**1 Pa = 1.01972×10⁻⁵ kg/cm²**

Kilograms per square centimeter is a unit often used in engineering and manufacturing contexts, especially in countries where the metric system is prevalent. It provides a measure of pressure relative to the weight of a standard kilogram distributed over a square centimeter area.

## Practical Application Example of Pascal

Pascals find practical application across diverse fields due to their versatility in measuring pressure. In engineering, they are crucial for designing and analyzing structures, ensuring their integrity under varying loads. In hydraulics and pneumatics, Pascals govern fluid and gas pressures, essential for operating machinery and systems efficiently. Meteorologists employ Pascals to gauge atmospheric pressure, aiding in weather prediction and climate modeling. Medical professionals utilize Pascals in blood pressure measurements, diagnosing cardiovascular health and guiding treatment.
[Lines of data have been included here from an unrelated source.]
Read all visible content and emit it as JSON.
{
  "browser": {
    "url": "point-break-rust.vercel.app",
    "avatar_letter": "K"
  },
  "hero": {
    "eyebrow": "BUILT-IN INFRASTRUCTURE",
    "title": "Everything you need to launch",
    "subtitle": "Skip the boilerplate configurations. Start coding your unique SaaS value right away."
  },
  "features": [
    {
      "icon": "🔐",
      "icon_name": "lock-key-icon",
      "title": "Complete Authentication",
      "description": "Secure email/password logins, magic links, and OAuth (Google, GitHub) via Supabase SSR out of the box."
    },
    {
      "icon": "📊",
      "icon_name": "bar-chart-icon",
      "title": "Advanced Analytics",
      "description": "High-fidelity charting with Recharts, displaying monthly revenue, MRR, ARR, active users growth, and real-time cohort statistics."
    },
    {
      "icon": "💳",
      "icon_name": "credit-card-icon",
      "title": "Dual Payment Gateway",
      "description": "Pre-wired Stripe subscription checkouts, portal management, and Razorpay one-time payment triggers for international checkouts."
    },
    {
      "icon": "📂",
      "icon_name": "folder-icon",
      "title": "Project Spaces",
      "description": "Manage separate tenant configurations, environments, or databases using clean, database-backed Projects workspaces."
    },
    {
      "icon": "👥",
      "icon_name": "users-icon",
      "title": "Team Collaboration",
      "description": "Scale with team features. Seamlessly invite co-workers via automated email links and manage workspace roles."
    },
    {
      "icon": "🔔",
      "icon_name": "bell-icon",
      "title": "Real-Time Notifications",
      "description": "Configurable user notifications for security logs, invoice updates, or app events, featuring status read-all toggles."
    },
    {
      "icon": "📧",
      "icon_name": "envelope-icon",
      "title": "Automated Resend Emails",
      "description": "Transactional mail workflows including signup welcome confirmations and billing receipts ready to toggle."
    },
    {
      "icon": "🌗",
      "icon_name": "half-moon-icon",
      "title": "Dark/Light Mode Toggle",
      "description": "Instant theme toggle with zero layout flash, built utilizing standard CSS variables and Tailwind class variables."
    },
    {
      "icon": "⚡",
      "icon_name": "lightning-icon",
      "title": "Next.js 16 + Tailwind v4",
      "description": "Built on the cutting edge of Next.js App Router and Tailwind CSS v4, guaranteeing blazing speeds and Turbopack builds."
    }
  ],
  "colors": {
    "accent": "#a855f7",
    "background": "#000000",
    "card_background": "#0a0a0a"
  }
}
In manufacturing, Pascals help maintain precise pressure conditions in industrial processes, ensuring product quality and efficiency. Additionally, Pascals play a vital role in aviation, where accurate pressure measurements are critical for aircraft performance and safety. Overall, Pascals serve as a fundamental unit for quantifying pressure across numerous applications, contributing to advancements in science, technology, and everyday life.

## What are the Uses of Pascal?

### Engineering Applications

**Structural Engineering:**Pascals are crucial for analyzing stresses and strains in building materials, ensuring structural integrity.**Mechanical Engineering:**Used in designing and testing machinery, such as engines and turbines, to determine optimal pressure conditions.**Civil Engineering:**Pascals aid in designing infrastructure like bridges and dams, considering pressure variations and load distributions.

### Fluid Dynamics and Hydraulics

**Hydraulic Systems:**Pascals govern fluid pressure in hydraulic machinery, such as lifts and brakes, ensuring smooth operation.**Pneumatic Systems:**Utilized in pneumatic systems for controlling gas pressure in applications like air compressors and HVAC systems.

### Atmospheric and Environmental Sciences

**Meteorology:**Used to measure atmospheric pressure, assisting in weather forecasting and climate studies.**Oceanography:**Pascals are employed to quantify pressure variations in oceanic environments, influencing ocean currents and marine life.

### Medical and Health Sciences

**Blood Pressure Monitoring:**Crucial in measuring blood pressure levels, aiding in diagnosing hypertension and cardiovascular diseases.**Respiratory Mechanics:**Used to assess lung function and diagnose respiratory disorders by measuring airway pressures.

### Industrial and Manufacturing Processes

**Quality Control:**Pascals ensure precise pressure conditions in manufacturing processes, maintaining product quality and consistency.**Process Engineering:**Employed to regulate pressure in chemical processes, such as distillation and fermentation, optimizing production efficiency.

### Aviation and Aerospace

**Aircraft Instrumentation:**Pascals are used in aircraft instrumentation to monitor cabin pressure, ensuring passenger comfort and safety.**Aerodynamics:**Critical for understanding air pressure dynamics around aircraft surfaces, influencing aerodynamic performance and flight stability.

## FAQs

## What role does atmospheric pressure, measured in Pascals, play in weather patterns and climate dynamics?

Atmospheric pressure, measured in Pascals, influences weather patterns and climate dynamics by driving air circulation and the formation of weather systems. Understanding changes in atmospheric pressure helps meteorologists predict weather phenomena and assess climate trends.

## What are some everyday examples where the Pascal unit is relevant?

Everyday examples of Pascal unit applications include tire pressure gauges, blood pressure monitors, and barometers. These devices rely on accurate pressure measurements to ensure safety, health monitoring, and weather prediction.

## What is the significance of the Pascal unit in pressure measurement?

The Pascal unit is significant because it provides a standardized measure of pressure across various scientific and engineering disciplines, enabling precise quantification of forces exerted by fluids and gases.